To top things off, Brasserie Bardot is most competitive in its pricing. Generously sized appetizers range from  $10 to $12, mains (other than steaks) are $19 to $29, fancy sandwiches and burgers $15 to $18.

Few other establishments offer such a wide range of wines by the glass – with many three, six and nine-ounces within the $4 to $14 range.

On tap are two excellent French beers – Kronenbourg 1664 and the brown, nutty Grimbergen Double Ambree, priced at $5 for a baby pint, $9 for a full.

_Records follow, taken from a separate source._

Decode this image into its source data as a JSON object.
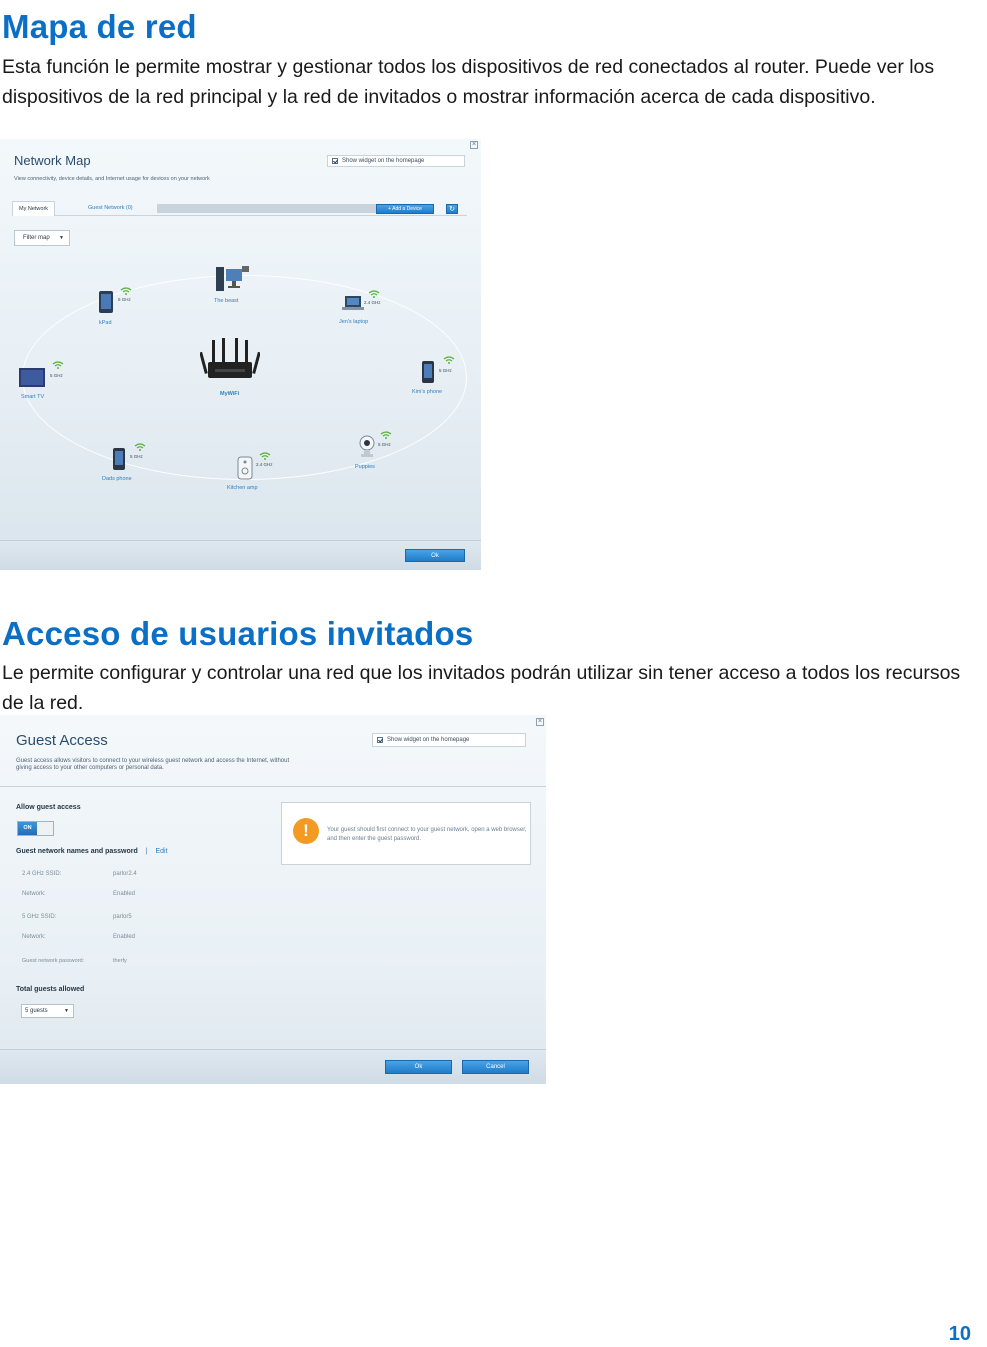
{
  "section1": {
    "heading": "Mapa de red",
    "body": "Esta función le permite mostrar y gestionar todos los dispositivos de red conectados al router. Puede ver los dispositivos de la red principal y la red de invitados o mostrar información acerca de cada dispositivo."
  },
  "network_map": {
    "title": "Network Map",
    "subtitle": "View connectivity, device details, and Internet usage for devices on your network",
    "widget_checkbox": "Show widget on the homepage",
    "tabs": [
      "My Network",
      "Guest Network (0)"
    ],
    "add_device": "+ Add a Device",
    "refresh_icon": "refresh-icon",
    "filter": "Filter map",
    "router": "MyWiFi",
    "devices": [
      {
        "name": "kPad",
        "band": "5 GHz",
        "icon": "tablet-icon"
      },
      {
        "name": "The beast",
        "band": "",
        "icon": "desktop-icon"
      },
      {
        "name": "Jen's laptop",
        "band": "2.4 GHz",
        "icon": "laptop-icon"
      },
      {
        "name": "Smart TV",
        "band": "5 GHz",
        "icon": "tv-icon"
      },
      {
        "name": "Kim's phone",
        "band": "5 GHz",
        "icon": "phone-icon"
      },
      {
        "name": "Dads phone",
        "band": "5 GHz",
        "icon": "phone-icon"
      },
      {
        "name": "Kitchen amp",
        "band": "2.4 GHz",
        "icon": "speaker-icon"
      },
      {
        "name": "Puppies",
        "band": "5 GHz",
        "icon": "camera-icon"
      }
    ],
    "ok": "Ok"
  },
  "section2": {
    "heading": "Acceso de usuarios invitados",
    "body": "Le permite configurar y controlar una red que los invitados podrán utilizar sin tener acceso a todos los recursos de la red."
  },
  "guest_access": {
    "title": "Guest Access",
    "widget_checkbox": "Show widget on the homepage",
    "subtitle_line1": "Guest access allows visitors to connect to your wireless guest network and access the Internet, without",
    "subtitle_line2": "giving access to your other computers or personal data.",
    "allow_label": "Allow guest access",
    "toggle_on": "ON",
    "names_label": "Guest network names and password",
    "separator": "|",
    "edit": "Edit",
    "rows": [
      {
        "key": "2.4 GHz SSID:",
        "value": "parlor2.4"
      },
      {
        "key": "Network:",
        "value": "Enabled"
      },
      {
        "key": "5 GHz SSID:",
        "value": "parlor5"
      },
      {
        "key": "Network:",
        "value": "Enabled"
      },
      {
        "key": "Guest network password:",
        "value": "therfy"
      }
    ],
    "total_label": "Total guests allowed",
    "total_value": "5 guests",
    "notice": "Your guest should first connect to your guest network, open a web browser, and then enter the guest password.",
    "ok": "Ok",
    "cancel": "Cancel"
  },
  "page_number": "10"
}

This is most intelligent. In the “old days” nobody thought twice of driving home after sharing a bottle of wine, or after two pints of beer. With today’s stringent driving ‘n’ drinking laws, few dare to drive after anything more than a pint or a six-ounce glass of wine with dinner. Yet few restaurants offer multiple good wines by the glass, or beer by the baby pint.

Nowhere was the notion of a French twist on casual dining more interesting than the creamy bouchees appetizer that must be a Brasserie Bardot original – mini-portions of foie gras (goose liver) enclosed in small triangular puff pastries and deep-fried, seven of them for $12. Deep-fried foie gras in puff pastry may not be the purest way to experience foie gras, but it’s a start.

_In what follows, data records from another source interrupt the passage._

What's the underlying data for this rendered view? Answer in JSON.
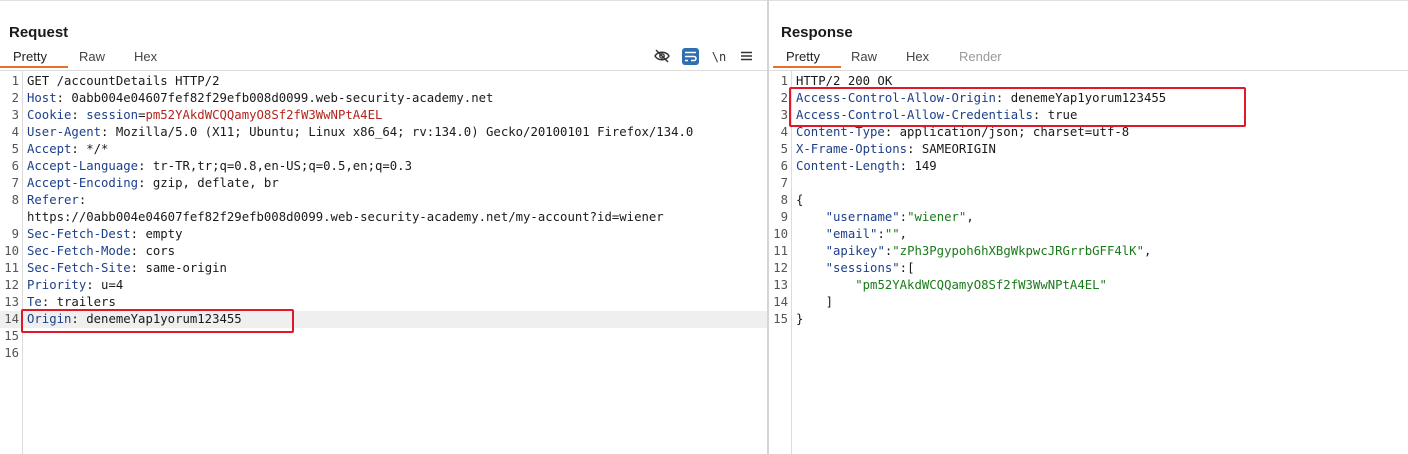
{
  "request": {
    "title": "Request",
    "tabs": [
      "Pretty",
      "Raw",
      "Hex"
    ],
    "toolbar": {
      "hide_icon": "eye-slash-icon",
      "wrap_icon": "wrap-lines-icon",
      "newline_label": "\\n",
      "menu_icon": "hamburger-menu-icon"
    },
    "lines": [
      {
        "n": "1",
        "parts": [
          {
            "t": "GET /accountDetails HTTP/2",
            "c": "plain"
          }
        ]
      },
      {
        "n": "2",
        "parts": [
          {
            "t": "Host",
            "c": "hname"
          },
          {
            "t": ": 0abb004e04607fef82f29efb008d0099.web-security-academy.net",
            "c": "plain"
          }
        ]
      },
      {
        "n": "3",
        "parts": [
          {
            "t": "Cookie",
            "c": "hname"
          },
          {
            "t": ": ",
            "c": "plain"
          },
          {
            "t": "session",
            "c": "hname"
          },
          {
            "t": "=",
            "c": "plain"
          },
          {
            "t": "pm52YAkdWCQQamyO8Sf2fW3WwNPtA4EL",
            "c": "cval"
          }
        ]
      },
      {
        "n": "4",
        "parts": [
          {
            "t": "User-Agent",
            "c": "hname"
          },
          {
            "t": ": Mozilla/5.0 (X11; Ubuntu; Linux x86_64; rv:134.0) Gecko/20100101 Firefox/134.0",
            "c": "plain"
          }
        ]
      },
      {
        "n": "5",
        "parts": [
          {
            "t": "Accept",
            "c": "hname"
          },
          {
            "t": ": */*",
            "c": "plain"
          }
        ]
      },
      {
        "n": "6",
        "parts": [
          {
            "t": "Accept-Language",
            "c": "hname"
          },
          {
            "t": ": tr-TR,tr;q=0.8,en-US;q=0.5,en;q=0.3",
            "c": "plain"
          }
        ]
      },
      {
        "n": "7",
        "parts": [
          {
            "t": "Accept-Encoding",
            "c": "hname"
          },
          {
            "t": ": gzip, deflate, br",
            "c": "plain"
          }
        ]
      },
      {
        "n": "8",
        "parts": [
          {
            "t": "Referer",
            "c": "hname"
          },
          {
            "t": ":",
            "c": "plain"
          }
        ]
      },
      {
        "n": "",
        "parts": [
          {
            "t": "https://0abb004e04607fef82f29efb008d0099.web-security-academy.net/my-account?id=wiener",
            "c": "plain"
          }
        ]
      },
      {
        "n": "9",
        "parts": [
          {
            "t": "Sec-Fetch-Dest",
            "c": "hname"
          },
          {
            "t": ": empty",
            "c": "plain"
          }
        ]
      },
      {
        "n": "10",
        "parts": [
          {
            "t": "Sec-Fetch-Mode",
            "c": "hname"
          },
          {
            "t": ": cors",
            "c": "plain"
          }
        ]
      },
      {
        "n": "11",
        "parts": [
          {
            "t": "Sec-Fetch-Site",
            "c": "hname"
          },
          {
            "t": ": same-origin",
            "c": "plain"
          }
        ]
      },
      {
        "n": "12",
        "parts": [
          {
            "t": "Priority",
            "c": "hname"
          },
          {
            "t": ": u=4",
            "c": "plain"
          }
        ]
      },
      {
        "n": "13",
        "parts": [
          {
            "t": "Te",
            "c": "hname"
          },
          {
            "t": ": trailers",
            "c": "plain"
          }
        ]
      },
      {
        "n": "14",
        "parts": [
          {
            "t": "Origin",
            "c": "hname"
          },
          {
            "t": ": denemeYap1yorum123455",
            "c": "plain"
          }
        ],
        "highlight": true
      },
      {
        "n": "15",
        "parts": []
      },
      {
        "n": "16",
        "parts": []
      }
    ]
  },
  "response": {
    "title": "Response",
    "tabs": [
      "Pretty",
      "Raw",
      "Hex",
      "Render"
    ],
    "lines": [
      {
        "n": "1",
        "parts": [
          {
            "t": "HTTP/2 200 OK",
            "c": "plain"
          }
        ]
      },
      {
        "n": "2",
        "parts": [
          {
            "t": "Access-Control-Allow-Origin",
            "c": "hname"
          },
          {
            "t": ": denemeYap1yorum123455",
            "c": "plain"
          }
        ]
      },
      {
        "n": "3",
        "parts": [
          {
            "t": "Access-Control-Allow-Credentials",
            "c": "hname"
          },
          {
            "t": ": true",
            "c": "plain"
          }
        ]
      },
      {
        "n": "4",
        "parts": [
          {
            "t": "Content-Type",
            "c": "hname"
          },
          {
            "t": ": application/json; charset=utf-8",
            "c": "plain"
          }
        ]
      },
      {
        "n": "5",
        "parts": [
          {
            "t": "X-Frame-Options",
            "c": "hname"
          },
          {
            "t": ": SAMEORIGIN",
            "c": "plain"
          }
        ]
      },
      {
        "n": "6",
        "parts": [
          {
            "t": "Content-Length",
            "c": "hname"
          },
          {
            "t": ": 149",
            "c": "plain"
          }
        ]
      },
      {
        "n": "7",
        "parts": []
      },
      {
        "n": "8",
        "parts": [
          {
            "t": "{",
            "c": "plain"
          }
        ]
      },
      {
        "n": "9",
        "parts": [
          {
            "t": "    ",
            "c": "plain"
          },
          {
            "t": "\"username\"",
            "c": "jkey"
          },
          {
            "t": ":",
            "c": "plain"
          },
          {
            "t": "\"wiener\"",
            "c": "jstr"
          },
          {
            "t": ",",
            "c": "plain"
          }
        ]
      },
      {
        "n": "10",
        "parts": [
          {
            "t": "    ",
            "c": "plain"
          },
          {
            "t": "\"email\"",
            "c": "jkey"
          },
          {
            "t": ":",
            "c": "plain"
          },
          {
            "t": "\"\"",
            "c": "jstr"
          },
          {
            "t": ",",
            "c": "plain"
          }
        ]
      },
      {
        "n": "11",
        "parts": [
          {
            "t": "    ",
            "c": "plain"
          },
          {
            "t": "\"apikey\"",
            "c": "jkey"
          },
          {
            "t": ":",
            "c": "plain"
          },
          {
            "t": "\"zPh3Pgypoh6hXBgWkpwcJRGrrbGFF4lK\"",
            "c": "jstr"
          },
          {
            "t": ",",
            "c": "plain"
          }
        ]
      },
      {
        "n": "12",
        "parts": [
          {
            "t": "    ",
            "c": "plain"
          },
          {
            "t": "\"sessions\"",
            "c": "jkey"
          },
          {
            "t": ":[",
            "c": "plain"
          }
        ]
      },
      {
        "n": "13",
        "parts": [
          {
            "t": "        ",
            "c": "plain"
          },
          {
            "t": "\"pm52YAkdWCQQamyO8Sf2fW3WwNPtA4EL\"",
            "c": "jstr"
          }
        ]
      },
      {
        "n": "14",
        "parts": [
          {
            "t": "    ]",
            "c": "plain"
          }
        ]
      },
      {
        "n": "15",
        "parts": [
          {
            "t": "}",
            "c": "plain"
          }
        ]
      }
    ]
  },
  "colors": {
    "accent": "#e8702a",
    "highlight_box": "#e0182a",
    "header_name": "#1d3f8a",
    "cookie_value": "#b3261e",
    "json_string": "#1b7a1b"
  }
}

foie gras in triangular, deep-fried pastries.

The baked brie, inside a panko coating, was pleasingly gooey and at the perfect temperature. Most interesting was the “feuilletee aux legumes” a puff pastry shell filled with roasted veggies. The crowd pleaser was a dollop of whipped (real) cream mixed with a Dijon mustard on top, creating a savoury, crème-fraiche like-sensation that transformed the veggies into something special indeed.

A sweet berry compote worked well with the panko-encrusted fried brie.

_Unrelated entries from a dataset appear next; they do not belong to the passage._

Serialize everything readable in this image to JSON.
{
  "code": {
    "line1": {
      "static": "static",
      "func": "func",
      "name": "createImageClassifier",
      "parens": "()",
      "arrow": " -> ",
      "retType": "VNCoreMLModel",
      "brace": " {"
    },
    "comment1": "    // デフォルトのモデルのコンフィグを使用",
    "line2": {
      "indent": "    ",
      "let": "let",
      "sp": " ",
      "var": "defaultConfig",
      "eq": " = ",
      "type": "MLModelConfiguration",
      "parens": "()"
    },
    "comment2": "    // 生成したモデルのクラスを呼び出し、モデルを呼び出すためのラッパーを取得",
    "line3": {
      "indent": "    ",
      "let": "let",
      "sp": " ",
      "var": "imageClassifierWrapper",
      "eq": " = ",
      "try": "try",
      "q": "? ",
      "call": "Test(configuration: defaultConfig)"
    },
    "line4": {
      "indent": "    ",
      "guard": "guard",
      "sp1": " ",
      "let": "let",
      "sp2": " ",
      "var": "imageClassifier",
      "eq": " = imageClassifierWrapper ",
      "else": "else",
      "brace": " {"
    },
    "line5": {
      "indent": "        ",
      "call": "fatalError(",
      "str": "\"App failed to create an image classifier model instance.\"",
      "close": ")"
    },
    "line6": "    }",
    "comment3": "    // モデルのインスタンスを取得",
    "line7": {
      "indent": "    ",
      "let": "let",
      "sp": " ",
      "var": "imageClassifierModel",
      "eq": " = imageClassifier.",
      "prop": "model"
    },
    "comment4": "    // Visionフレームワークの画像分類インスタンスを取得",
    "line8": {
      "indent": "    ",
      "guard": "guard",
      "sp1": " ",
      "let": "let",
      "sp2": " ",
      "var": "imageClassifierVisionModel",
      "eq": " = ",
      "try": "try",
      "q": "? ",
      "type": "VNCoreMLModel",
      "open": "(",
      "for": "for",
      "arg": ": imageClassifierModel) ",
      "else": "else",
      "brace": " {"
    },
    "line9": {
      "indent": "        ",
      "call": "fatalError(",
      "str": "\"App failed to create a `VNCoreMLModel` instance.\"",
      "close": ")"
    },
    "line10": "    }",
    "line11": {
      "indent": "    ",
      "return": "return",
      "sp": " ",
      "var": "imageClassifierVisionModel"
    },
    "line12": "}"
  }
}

The only dis-satisfying aspect to a full evening of dining for four was the moules (mussels) in white wine. The wine sauce was inexplicably pedestrian, dull.  In contrast, the same mussels in the house tomato-compote sauce was full of zing.  While admiring the creativity of deep-fried foie gras triangles, the foie gras taste was obliterated within deep-fried pastry.

Of the two sauce options for the moules (mussells), the tomato was the better.

Brasserie Bardot is offering unique, accessible, informal and inexpensive dining with a French flair. Congratulations are in order for Chef Shariq Naujeer (coming from Jasper Park Lodge) and brasserie owner Jason Pechet, who also owns the next-door Violino Italiana.

The many black & white photos on display of Bridgette Bardot, surely one of the most physically beautiful human beings ever to walk the face of this Earth, don’t hurt either.


Unless you’re in Vegas, nightclub cabarets are not generally renowned for food. An exception is right here in Old Strathcona. The Spotlight Cabaret, in addition to a top-notch musical theatre show, includes an excellent pre-set four-course dinner with a choice of entrees.

We shared just one serving of a delicious tomato-based linguine full of fresh seafood and were still stuffed.  At $50 for the show and dinner, ($75 on Saturdays) It’s one of the city’s best-priced live entertainment/dinner packages.

The Spotlight Cabaret’s seafood linguine, with fresh salmon, mussels and jumbo shrimp.

Imitation is the highest form of flattery: Smokey Bear, featuring grilled meats, has opened directly across 104 Street from the long-successful MEAT BBQ operation … Siu To’s Green Onion Cake Man on 118 Avenue has a second, downtown location, the take-out kiosk on Jasper Avenue above the Central LRT station … discerning food blogger Sharon Yeo suggests the new Kobachi in Sherwood Park is among the best Japanese in the region … I am hearing good things about Lux’s re-vamped menu … After a glowing review of Turquaz Kebab House (Turkish/Lebanese), I asked readers about other Mediterranean restaurants. At least five responded with the excellent Sofra Turkish Cuisine.